I wonder what was going through Kobe Bryant's mind as he watched Dwyane Wade, Chris Bosh, and LeBron James come together in a collective effort aimed at forcing him to relinquish the throne many foolishly thought he lost last season.
Bryant, Bosh, Wade, and James could arguably be considered as four of the NBA's top five players, and now there is a possibility that Bryant may have to face those three together if he hopes to capture his sixth NBA title.
Friend and fellow columnist Harrison Moore recently wrote an article which posed the question whether or not James' main intentions in free agency were to act as a deterrent to the Lakers, and now it seems his question has been answered.
It's hard to recall the last time three of the game's top five players decided to pair their collective talents, and this historic occasion has taken the focus off the two-time defending champion Lakers and placed it squarely on the Miami Heat.
There is always pressure to succeed when you are in the limelight, and nowhere will that pressure be felt more than in Miami, where anything less than a Finals appearance in 2011 will be considered a failure.
Bryant and the Lakers find themselves in a curious position because even though there will be pressure on them to three-peat, it will be nothing like the trio in Miami will have to endure.
This could be beneficial to the Lakers in a variety of ways because although there are problems that need attention such as depth, their roster is in far better shape than Miami's right now.
For Bryant, this could be one of the last major challenges of his career, as he, James, and Wade are universally considered as the game's top players, and it could be perceived by Bryant as a direct shot at his legacy.
It's likely that Miami's move will strengthen Bryant's already steely resolve, and if he is able to return healthy from his injuries, we will probably witness one of the more determined versions of Bryant that we have seen in years.
The Lakers have remained mostly silent through this electric free agency period, and the formation of Miami's super team is not likely to raise any alarms out west.
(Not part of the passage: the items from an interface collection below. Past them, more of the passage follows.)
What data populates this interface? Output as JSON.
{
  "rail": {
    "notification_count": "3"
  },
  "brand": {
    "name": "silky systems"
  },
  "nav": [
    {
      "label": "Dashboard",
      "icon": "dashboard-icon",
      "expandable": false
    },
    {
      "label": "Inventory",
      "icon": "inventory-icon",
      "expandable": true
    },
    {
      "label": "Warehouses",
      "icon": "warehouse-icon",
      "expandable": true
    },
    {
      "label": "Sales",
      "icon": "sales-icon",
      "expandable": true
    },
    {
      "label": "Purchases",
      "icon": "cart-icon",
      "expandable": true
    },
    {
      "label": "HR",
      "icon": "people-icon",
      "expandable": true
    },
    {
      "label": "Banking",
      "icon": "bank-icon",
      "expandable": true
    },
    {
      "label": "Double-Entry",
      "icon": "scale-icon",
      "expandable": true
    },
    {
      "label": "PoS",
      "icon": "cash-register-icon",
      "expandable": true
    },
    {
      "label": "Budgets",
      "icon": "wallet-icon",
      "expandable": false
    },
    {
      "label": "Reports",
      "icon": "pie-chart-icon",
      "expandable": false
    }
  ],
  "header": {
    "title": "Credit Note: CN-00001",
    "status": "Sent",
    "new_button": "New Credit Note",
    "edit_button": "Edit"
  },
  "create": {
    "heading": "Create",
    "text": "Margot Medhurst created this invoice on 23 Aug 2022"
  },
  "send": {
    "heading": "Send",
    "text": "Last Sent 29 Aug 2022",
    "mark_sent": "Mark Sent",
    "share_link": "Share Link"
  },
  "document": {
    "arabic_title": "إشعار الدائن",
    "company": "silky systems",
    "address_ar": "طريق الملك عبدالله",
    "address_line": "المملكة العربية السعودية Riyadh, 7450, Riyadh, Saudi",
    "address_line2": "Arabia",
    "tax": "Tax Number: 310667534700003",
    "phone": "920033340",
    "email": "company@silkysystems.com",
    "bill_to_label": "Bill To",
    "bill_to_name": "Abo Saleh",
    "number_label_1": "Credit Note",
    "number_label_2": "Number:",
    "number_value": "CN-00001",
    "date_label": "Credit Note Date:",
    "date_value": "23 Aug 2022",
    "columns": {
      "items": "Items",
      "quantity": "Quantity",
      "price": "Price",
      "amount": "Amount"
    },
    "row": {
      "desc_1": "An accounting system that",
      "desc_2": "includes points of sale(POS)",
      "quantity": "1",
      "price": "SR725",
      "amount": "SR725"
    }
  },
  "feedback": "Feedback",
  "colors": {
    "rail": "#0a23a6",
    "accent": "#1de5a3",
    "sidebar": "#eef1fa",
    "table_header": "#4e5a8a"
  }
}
The only move Los Angeles has made so far was offering a four-year contract to Steve Blake which addresses depth at the point guard position, but another rumored target for the Lakers may sign with the Heat.
There is speculation that Mike Miller may join Wade, James, and Bosh, in Miami, and if this is true, then the already limited options for the cash-strapped Lakers grow even slimmer.
But hope remains, because the core of the Lakers' roster remains intact, and Bryant, Pau Gasol, Lamar Odom, Derek Fisher, Ron Artest, and Andrew Bynum are still a pretty good starting point to begin a three-peat journey. In fact, many coaches and general managers around the NBA still recognize Los Angeles as the team to beat in 2011. And it's not because they won the last two NBA championships, but rather the chemistry they established while doing it.
Phoenix Suns coach Alvin Gentry echoed that sentiment when he said the Heat will be a fun team to watch, but chemistry can be a tricky thing. And he had a bird's eye view of the Lakers' chemistry at it's finest.
Some observers will say Miami poses a credible threat to the Lakers' chances for a three-peat in June, but that in no way changes the goals of Bryant or the franchise.
These Lakers have already established the type of legacy the Miami Heat are trying to create, and regardless of what the perception may be, Los Angeles is a lot closer to a title in 2011 than Miami is.